  • Syke Syke on Mar 12, 2010

    According to this morning's Richmond Times-Dispatch, 2009 had the lowest US fatalities since 1954 - 33,963 deaths. No figures were given regarding total population, total miles driven, etc. Most of the article was taken up by giving credit to 84% seat belt use, better vehicle crash protection, and so on and on . . . . . including Ray LaHood making a statement claiming that still too many people are dying.

  • David C. Holzman David C. Holzman on Mar 12, 2010

    Total population: 308 million

  • Tech98 Tech98 on Mar 12, 2010
    Per 1 million people 123 people died in 2008 in the US as a result of road deaths compared with 98 people in Europe. I'm guessing that Americans drive a lot more than Europeans. I doubt there are many Euros with a 100+ mile daily round-trip commute; there are plenty in Southern California.

  • Charly Charly on Mar 12, 2010

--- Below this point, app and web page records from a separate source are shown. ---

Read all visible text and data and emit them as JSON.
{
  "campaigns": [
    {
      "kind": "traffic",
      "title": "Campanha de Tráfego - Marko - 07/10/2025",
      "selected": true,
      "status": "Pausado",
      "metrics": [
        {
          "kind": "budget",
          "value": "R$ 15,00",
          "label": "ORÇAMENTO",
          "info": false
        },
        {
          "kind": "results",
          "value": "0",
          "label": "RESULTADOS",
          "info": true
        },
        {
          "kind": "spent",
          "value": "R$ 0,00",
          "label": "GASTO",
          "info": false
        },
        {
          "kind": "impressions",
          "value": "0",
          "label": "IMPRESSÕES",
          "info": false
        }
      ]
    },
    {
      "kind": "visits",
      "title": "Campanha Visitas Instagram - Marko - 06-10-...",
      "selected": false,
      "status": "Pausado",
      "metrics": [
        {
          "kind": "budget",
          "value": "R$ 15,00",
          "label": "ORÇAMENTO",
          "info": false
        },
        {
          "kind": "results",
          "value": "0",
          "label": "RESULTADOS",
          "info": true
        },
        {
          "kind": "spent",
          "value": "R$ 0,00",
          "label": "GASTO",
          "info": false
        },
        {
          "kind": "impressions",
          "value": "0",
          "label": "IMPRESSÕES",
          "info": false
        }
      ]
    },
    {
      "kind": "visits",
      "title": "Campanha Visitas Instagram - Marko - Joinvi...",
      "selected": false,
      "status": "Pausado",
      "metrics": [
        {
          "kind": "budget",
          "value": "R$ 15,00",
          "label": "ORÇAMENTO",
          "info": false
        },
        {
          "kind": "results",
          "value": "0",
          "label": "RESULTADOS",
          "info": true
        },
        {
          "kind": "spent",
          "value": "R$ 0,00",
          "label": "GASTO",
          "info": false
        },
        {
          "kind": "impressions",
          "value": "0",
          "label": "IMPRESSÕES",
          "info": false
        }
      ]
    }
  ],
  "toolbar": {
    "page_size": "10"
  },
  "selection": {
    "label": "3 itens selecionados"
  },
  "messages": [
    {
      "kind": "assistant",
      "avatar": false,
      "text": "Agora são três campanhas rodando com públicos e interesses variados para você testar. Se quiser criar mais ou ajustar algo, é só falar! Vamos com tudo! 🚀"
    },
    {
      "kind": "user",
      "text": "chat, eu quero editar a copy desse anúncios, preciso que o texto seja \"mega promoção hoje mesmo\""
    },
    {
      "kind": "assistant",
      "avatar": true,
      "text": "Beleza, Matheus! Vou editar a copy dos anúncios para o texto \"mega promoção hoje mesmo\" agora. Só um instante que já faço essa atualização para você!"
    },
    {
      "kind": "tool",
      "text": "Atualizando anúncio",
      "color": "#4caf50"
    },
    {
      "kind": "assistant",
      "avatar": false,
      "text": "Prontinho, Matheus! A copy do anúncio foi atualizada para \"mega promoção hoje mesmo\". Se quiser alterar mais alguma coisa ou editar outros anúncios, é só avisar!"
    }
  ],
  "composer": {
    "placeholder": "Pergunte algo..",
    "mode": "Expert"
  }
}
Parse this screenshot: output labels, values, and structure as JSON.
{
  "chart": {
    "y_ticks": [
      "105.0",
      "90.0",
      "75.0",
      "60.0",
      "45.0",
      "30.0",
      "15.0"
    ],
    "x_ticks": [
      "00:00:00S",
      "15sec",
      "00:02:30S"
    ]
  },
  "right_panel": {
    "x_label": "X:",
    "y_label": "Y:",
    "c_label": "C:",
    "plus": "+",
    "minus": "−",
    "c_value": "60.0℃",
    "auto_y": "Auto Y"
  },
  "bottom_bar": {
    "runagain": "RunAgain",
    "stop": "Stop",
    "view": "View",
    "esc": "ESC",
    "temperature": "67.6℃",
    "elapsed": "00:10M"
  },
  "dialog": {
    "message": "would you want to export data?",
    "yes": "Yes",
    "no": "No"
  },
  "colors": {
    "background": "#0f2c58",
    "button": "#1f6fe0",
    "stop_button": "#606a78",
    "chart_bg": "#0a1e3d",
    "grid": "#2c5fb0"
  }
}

    Highway driving is relative save so 100+ miles commute is not were the deaths are. Also the number of deaths per km is in in some European countries much lower than in the USA